      • Following insertion, infiltrate the merocel with normal saline to expand and tamponade.
    2. Packing gauze soaked with petrolatum, and inserted with the guidance of a nasal speculum until the anterior cavity is packed and the bleeding is tamponaded.
    3. Foley ballooning - using a inflatable ballooning device, such as a Foley catheter, to apply tamponading pressure onto the affected chamber.
    4. There are specialized thrombophilic gels that certain hospitals may carry. Please check with your local ENT specialist/pharmacy formulary prior to using these.
  3. Cautery
    1. This should only be applied if a source is visualized for an anterior bleed, and only if the practioner is comfortable in this technique.
    2. Chemical cautery is often performed with silver nitrate sticks, applied for <10 seconds until a white precipitant forms.
    3. Cautery requires some form of local anesthetic beforehand, often with lidocaine combined with a local vasoconstrictor.
    4. Risks with cautery are perforation of the nasal septum, ulceration and infection.

In any difficult anterior packing, there must be a consideration for Toxic Shock syndrome, which happens in 16 out of every 100,000 packings. Although there exists no evidence supporting the use of prophylactic antibiotics post anterior packing, it should be a serious consideration in patients who are more susceptible to infections (immunocompromised). A good choice of antibiotic is amoxicillin-clavulanate to cover for any sinusoidal infection.

Trauma & other considerations Edit

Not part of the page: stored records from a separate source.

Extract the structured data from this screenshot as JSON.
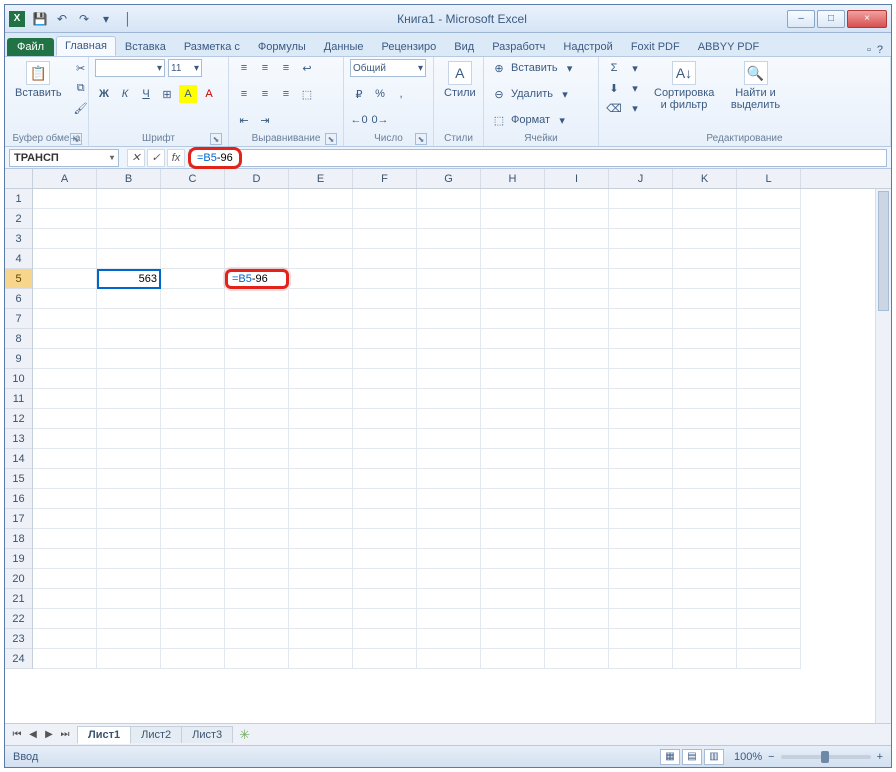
{
  "window": {
    "title": "Книга1 - Microsoft Excel",
    "app_initial": "X",
    "min": "–",
    "max": "□",
    "close": "×"
  },
  "qat": {
    "save": "💾",
    "undo": "↶",
    "redo": "↷",
    "dd": "▾",
    "sep": "│"
  },
  "tabs": {
    "file": "Файл",
    "items": [
      "Главная",
      "Вставка",
      "Разметка с",
      "Формулы",
      "Данные",
      "Рецензиро",
      "Вид",
      "Разработч",
      "Надстрой",
      "Foxit PDF",
      "ABBYY PDF"
    ],
    "active_index": 0,
    "help": "?",
    "mini": "▫"
  },
  "ribbon": {
    "clipboard": {
      "paste": "Вставить",
      "label": "Буфер обмена",
      "cut": "✂",
      "copy": "⧉",
      "brush": "🖌"
    },
    "font": {
      "label": "Шрифт",
      "name": "",
      "size": "11",
      "bold": "Ж",
      "italic": "К",
      "under": "Ч",
      "border": "⊞",
      "fill": "A",
      "color": "A",
      "dd": "▾"
    },
    "align": {
      "label": "Выравнивание",
      "tl": "≡",
      "tc": "≡",
      "tr": "≡",
      "ml": "≡",
      "mc": "≡",
      "mr": "≡",
      "wrap": "↩",
      "merge": "⬚",
      "indent_out": "⇤",
      "indent_in": "⇥"
    },
    "number": {
      "label": "Число",
      "format": "Общий",
      "cur": "₽",
      "pct": "%",
      "comma": ",",
      "dec_inc": "←0",
      "dec_dec": "0→",
      "dd": "▾"
    },
    "styles": {
      "label": "Стили",
      "btn": "Стили",
      "ico": "A"
    },
    "cells": {
      "label": "Ячейки",
      "insert": "Вставить",
      "delete": "Удалить",
      "format": "Формат",
      "ins_ico": "⊕",
      "del_ico": "⊖",
      "fmt_ico": "⬚",
      "dd": "▾"
    },
    "editing": {
      "label": "Редактирование",
      "sum": "Σ",
      "fill": "⬇",
      "clear": "⌫",
      "sort": "Сортировка и фильтр",
      "find": "Найти и выделить",
      "sort_ico": "A↓",
      "find_ico": "🔍",
      "dd": "▾"
    },
    "launcher": "⬊"
  },
  "formula": {
    "namebox": "ТРАНСП",
    "cancel": "✕",
    "accept": "✓",
    "fx": "fx",
    "text_ref": "=B5",
    "text_rest": "-96"
  },
  "columns": [
    "A",
    "B",
    "C",
    "D",
    "E",
    "F",
    "G",
    "H",
    "I",
    "J",
    "K",
    "L"
  ],
  "row_count": 24,
  "selected_row": 5,
  "cells": {
    "b5": "563",
    "d5_ref": "=B5",
    "d5_rest": "-96"
  },
  "sheets": {
    "nav": {
      "first": "⏮",
      "prev": "◀",
      "next": "▶",
      "last": "⏭"
    },
    "items": [
      "Лист1",
      "Лист2",
      "Лист3"
    ],
    "active_index": 0,
    "new": "✳"
  },
  "status": {
    "mode": "Ввод",
    "views": {
      "normal": "▦",
      "layout": "▤",
      "break": "▥"
    },
    "zoom_out": "−",
    "zoom_in": "+",
    "zoom": "100%"
  }
}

Patients that present with epistaxis post-trauma may require further imaging after the bleeding is tamponaded. Indications for further imaging, such as a facial bones CT scan or a full CT head, include a dangerous mechanism of injury, signs of basal skull fracture, palpable crepitus along the cheeks/jawline, signs of orbital fracture (hematoma, point tenderness or crepitus around the orbits).

Any patient presenting with a major epistaxis who is on oral anticoagulation should be reversed as soon as possible. If the patient is taking warfarin, octaplex and vitamin K should be administered in an actively bleeding patient (provided that the initial conservative management does not work to halt the bleeding). In a patient who is on a novel oral anticoagulant, consultation with a hematologist for use of FEIBA as a reversal agent should be considered.

Patients that present with chronic recurrent bleeds, with no obvious triggers should be worked up for thrombophilias and blood dyscrasias if appropriate given clinical context (family history).